Between the two of them, they should produce anywhere from 40 to 65 goals. Considering the Senators need for depth, that's not too bad.

I've never been too attached to Michalek but I think all Sharks fans will have some mixed feelings about letting Cheechoo go. Beyond the stats, he was a tireless worker, and even when he wasn't scoring goals, he was always hustling. He had heart and hands, though not really the feet to go with it. He was always nice to fans, even coming off as a little bashful from all of the attention he got (and the dude loved the Oakland A's). It'll be weird not hearing CHEEEEEEEEECH whenever he touches the puck, but I suppose we heard that less and less over the past two years. Best to you, Cheech, and I hope you give Jason Spezza a lot of assists.

Ok, that's enough being nostalgic. This is a results-oriented business, so if Heatley performs well, then we'll all forget about Cheech and Michalek pretty fast. His salary cap hit is huge ($7.5 million), and one wonders how the Sharks plan to actually manage all this considering the big salaries to Joe Thornton and Dan Boyle. This move essentially assumes that Rob Blake retires after this year and that either Evgeni Nabokov or Patrick Marleau are gone after this season. With upcoming deals needed for Joe Pavelski and Devin Setoguchi, something's gotta give.

For now, your forward lines will most likely be:





The ??? can be filled in with veteran agitator Dan Hinote, though I'd prefer someone with a little more offensive upside.

I like having Marleau and Thornton play on separate lines. We know they can work well together, and a super line can be put together for the power play or critical situations (Marleau's also a pretty good point man if necessary). There will still be questions about Heatley's work ethic and willingness to commit. While the Sharks plan an uptempo system, it only works if the forwards support the transitioning defense. Cory Clouston's comments about Heatley needing to move his feet more isn't exactly a ringing endorsement since one of McLellan's first points about the Sharks was the need to keep their feet moving through the neutral zone.

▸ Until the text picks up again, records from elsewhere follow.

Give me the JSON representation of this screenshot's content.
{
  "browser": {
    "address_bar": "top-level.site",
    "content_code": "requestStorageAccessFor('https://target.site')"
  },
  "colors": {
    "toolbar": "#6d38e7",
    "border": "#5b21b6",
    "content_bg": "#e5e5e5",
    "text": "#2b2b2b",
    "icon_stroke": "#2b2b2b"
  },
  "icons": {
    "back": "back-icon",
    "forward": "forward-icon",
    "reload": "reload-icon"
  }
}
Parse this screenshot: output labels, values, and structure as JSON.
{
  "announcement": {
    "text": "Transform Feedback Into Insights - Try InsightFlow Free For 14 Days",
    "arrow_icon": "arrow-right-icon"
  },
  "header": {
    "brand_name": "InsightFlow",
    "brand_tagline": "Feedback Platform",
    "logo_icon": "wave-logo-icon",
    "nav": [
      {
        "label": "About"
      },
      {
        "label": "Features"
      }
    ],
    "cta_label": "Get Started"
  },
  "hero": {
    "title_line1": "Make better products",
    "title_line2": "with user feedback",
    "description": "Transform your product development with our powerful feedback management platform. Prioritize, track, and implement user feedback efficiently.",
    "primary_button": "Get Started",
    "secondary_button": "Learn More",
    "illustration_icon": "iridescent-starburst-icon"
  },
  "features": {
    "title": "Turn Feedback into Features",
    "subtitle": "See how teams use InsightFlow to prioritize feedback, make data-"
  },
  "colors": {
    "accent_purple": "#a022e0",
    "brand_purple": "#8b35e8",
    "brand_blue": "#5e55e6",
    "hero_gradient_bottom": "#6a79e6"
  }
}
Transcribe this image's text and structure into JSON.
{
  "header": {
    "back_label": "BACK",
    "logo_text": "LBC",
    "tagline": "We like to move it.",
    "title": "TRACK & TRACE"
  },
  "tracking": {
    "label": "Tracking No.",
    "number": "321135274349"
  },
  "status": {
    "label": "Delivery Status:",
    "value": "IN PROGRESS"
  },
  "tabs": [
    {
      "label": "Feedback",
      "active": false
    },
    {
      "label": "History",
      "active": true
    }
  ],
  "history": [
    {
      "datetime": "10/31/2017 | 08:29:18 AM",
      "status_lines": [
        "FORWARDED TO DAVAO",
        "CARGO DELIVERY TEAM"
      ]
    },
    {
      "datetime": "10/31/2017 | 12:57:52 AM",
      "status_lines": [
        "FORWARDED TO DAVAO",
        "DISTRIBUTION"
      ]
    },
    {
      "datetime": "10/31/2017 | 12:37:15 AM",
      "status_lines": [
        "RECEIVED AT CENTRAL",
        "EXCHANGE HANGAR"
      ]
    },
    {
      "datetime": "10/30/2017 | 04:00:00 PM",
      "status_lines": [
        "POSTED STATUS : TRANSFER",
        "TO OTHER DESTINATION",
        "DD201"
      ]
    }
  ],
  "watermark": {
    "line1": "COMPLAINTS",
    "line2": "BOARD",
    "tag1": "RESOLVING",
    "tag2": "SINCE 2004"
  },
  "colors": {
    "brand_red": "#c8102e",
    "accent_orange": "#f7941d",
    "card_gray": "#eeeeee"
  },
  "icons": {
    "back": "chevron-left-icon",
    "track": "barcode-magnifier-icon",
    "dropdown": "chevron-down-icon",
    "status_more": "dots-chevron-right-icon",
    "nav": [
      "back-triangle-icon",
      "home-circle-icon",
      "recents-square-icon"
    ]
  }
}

But like I said, this is a results-oriented business. On paper, the Sharks got the most talented player in the deal. The rest will just have to be a long game of wait and see.